Answers to Questions by Yair Davidiy
What is the Western Wall (or 'Wailing Wall') in Jerusalem, and why is it important?
The Western Wall is in the Old City of Jerusalem. It is situated to the west of the present-day Jewish Quarter and borders on the Muslim Quarter.
Â The Western Wall is a remnant of the Ancient Temple, i.e. of the Second Temple that the Romans destroyed.
Â The portion that tourists usually see and know as the Western Wall is actually only a part of it. More is to be found a little to the north in the Muslim Quarter and still more is covered over with Arab buildings that have been built onto it.
Â What we call the Temple was actually a building complex.

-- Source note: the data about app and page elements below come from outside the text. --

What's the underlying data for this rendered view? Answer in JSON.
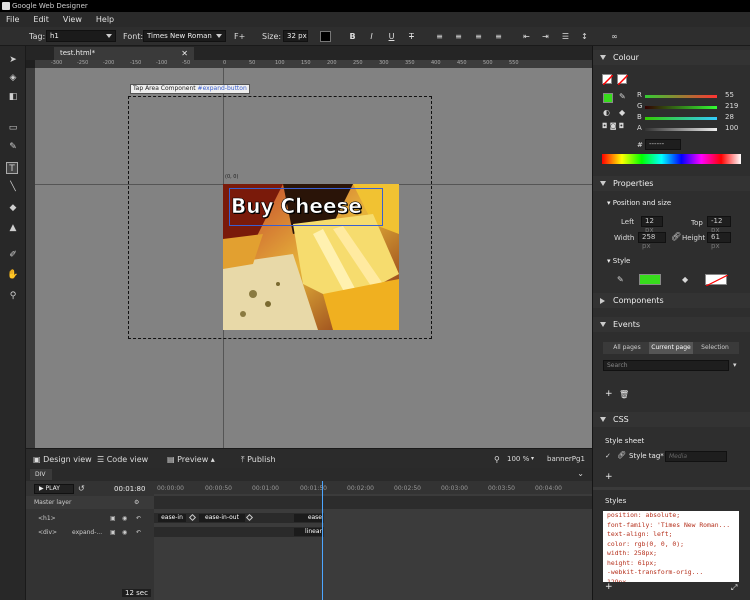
{
  "app": {
    "title": "Google Web Designer"
  },
  "menu": [
    "File",
    "Edit",
    "View",
    "Help"
  ],
  "toolbar": {
    "tag_label": "Tag:",
    "tag_value": "h1",
    "font_label": "Font:",
    "font_value": "Times New Roman",
    "font_plus": "F+",
    "size_label": "Size:",
    "size_value": "32 px",
    "bold": "B",
    "italic": "I",
    "underline": "U",
    "strike": "T",
    "link_icon": "link-icon"
  },
  "document": {
    "tab_label": "test.html*",
    "close": "✕"
  },
  "ruler": {
    "top": [
      "-300",
      "-250",
      "-200",
      "-150",
      "-100",
      "-50",
      "0",
      "50",
      "100",
      "150",
      "200",
      "250",
      "300",
      "350",
      "400",
      "450",
      "500",
      "550"
    ]
  },
  "stage": {
    "tap_label_prefix": "Tap Area Component",
    "tap_label_id": "#expand-button",
    "origin": "(0, 0)",
    "banner_text": "Buy Cheese"
  },
  "status": {
    "design_view": "Design view",
    "code_view": "Code view",
    "preview": "Preview",
    "publish": "Publish",
    "zoom": "100 %",
    "page": "bannerPg1"
  },
  "timeline": {
    "breadcrumb": "DIV",
    "play": "PLAY",
    "time": "00:01:80",
    "master_layer": "Master layer",
    "rows": [
      {
        "label": "<h1>",
        "segments": [
          "ease-in",
          "ease-in-out",
          "ease"
        ]
      },
      {
        "label": "<div>",
        "sub": "expand-...",
        "segments": [
          "linear"
        ]
      }
    ],
    "times": [
      "00:00:00",
      "00:00:50",
      "00:01:00",
      "00:01:50",
      "00:02:00",
      "00:02:50",
      "00:03:00",
      "00:03:50",
      "00:04:00"
    ],
    "duration": "12 sec"
  },
  "colour": {
    "title": "Colour",
    "r_label": "R",
    "r": "55",
    "g_label": "G",
    "g": "219",
    "b_label": "B",
    "b": "28",
    "a_label": "A",
    "a": "100",
    "hex_label": "#",
    "hex": "------",
    "swatch": "#37db1c"
  },
  "properties": {
    "title": "Properties",
    "pos_title": "Position and size",
    "left_label": "Left",
    "left": "12",
    "left_unit": "px",
    "top_label": "Top",
    "top": "-12",
    "top_unit": "px",
    "width_label": "Width",
    "width": "258",
    "width_unit": "px",
    "height_label": "Height",
    "height": "61",
    "height_unit": "px",
    "style_title": "Style"
  },
  "components": {
    "title": "Components"
  },
  "events": {
    "title": "Events",
    "tabs": [
      "All pages",
      "Current page",
      "Selection"
    ],
    "search_placeholder": "Search"
  },
  "css": {
    "title": "CSS",
    "stylesheet": "Style sheet",
    "style_tag": "Style tag*",
    "media_placeholder": "Media",
    "styles_title": "Styles",
    "code": [
      "position: absolute;",
      "font-family: 'Times New Roman...",
      "text-align: left;",
      "color: rgb(0, 0, 0);",
      "width: 258px;",
      "height: 61px;",
      "-webkit-transform-orig... 129px..."
    ]
  }
}
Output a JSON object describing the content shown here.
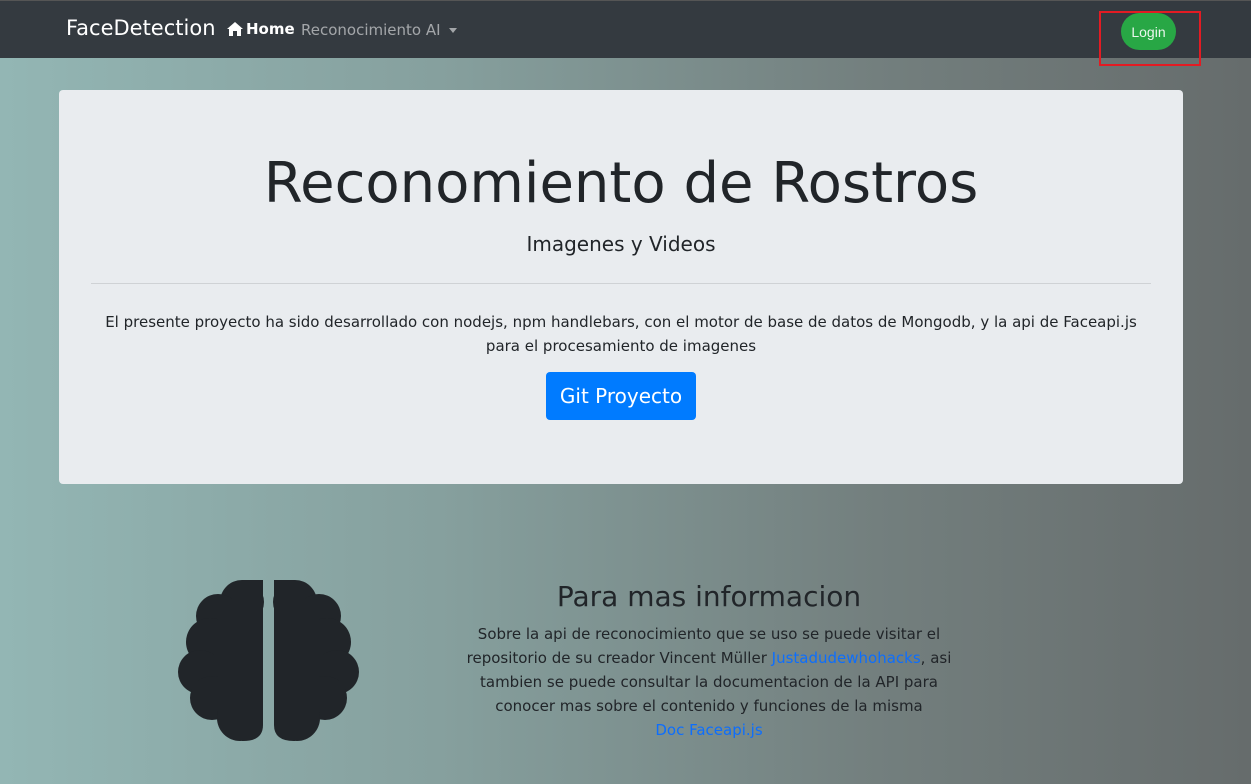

Â It consisted of a large area known as the Temple Mount which was encompassed by a wall.
Â Within the Temple Mount was a smaller portion considered the Temple proper. This consisted of an Inner Courtyard and an Outer Courtyard with a wall around them and a wall inside dividing them.
Â Within the Inner Courtyard was a large open-air Altar on which animal and other sacrifices were offered up. Just besides the Altar was a building. This was partitioned into an Inner Sanctuary (Holy of Holies) and an outer one.
Â The Western Wall is what remains of the wall that surrounded the courtyard.
Â There is a tradition that the Divine Presence never left the Western Wall (Midrash Shemot Rabah 2:2).
Â Jews throughout the centuries have come to this site to pray and mourn for the Temple.
Â At present prayer sessions, Torah learning, and the recital of Psalms take place at the Western Wall 24 hours a day.
Â The Western Wall as it is known to tourists consists of an open plaza adjoined by a tunnel.
Â Within the tunnel may be seen additional tunnels and excavations showing the full depth of the Wall and remains from 2nd Temple times.
Â The plaza is divided into a mens section and a womens section.
Â From 4 to more than 5 million visit the Wall annually.
Â On Festival days as many as 8,000 assemble for the Morning Prayers and to hear the Priestly Blessing as in Biblical Times.
Â Many have religious experiences at the Wall. They feel as if God has heard them. People feel this constantly.
Â This is the Bible. This is what we have.
Â When the Jordanians ruled this area it was in ruins and Jews were denied access to it.Â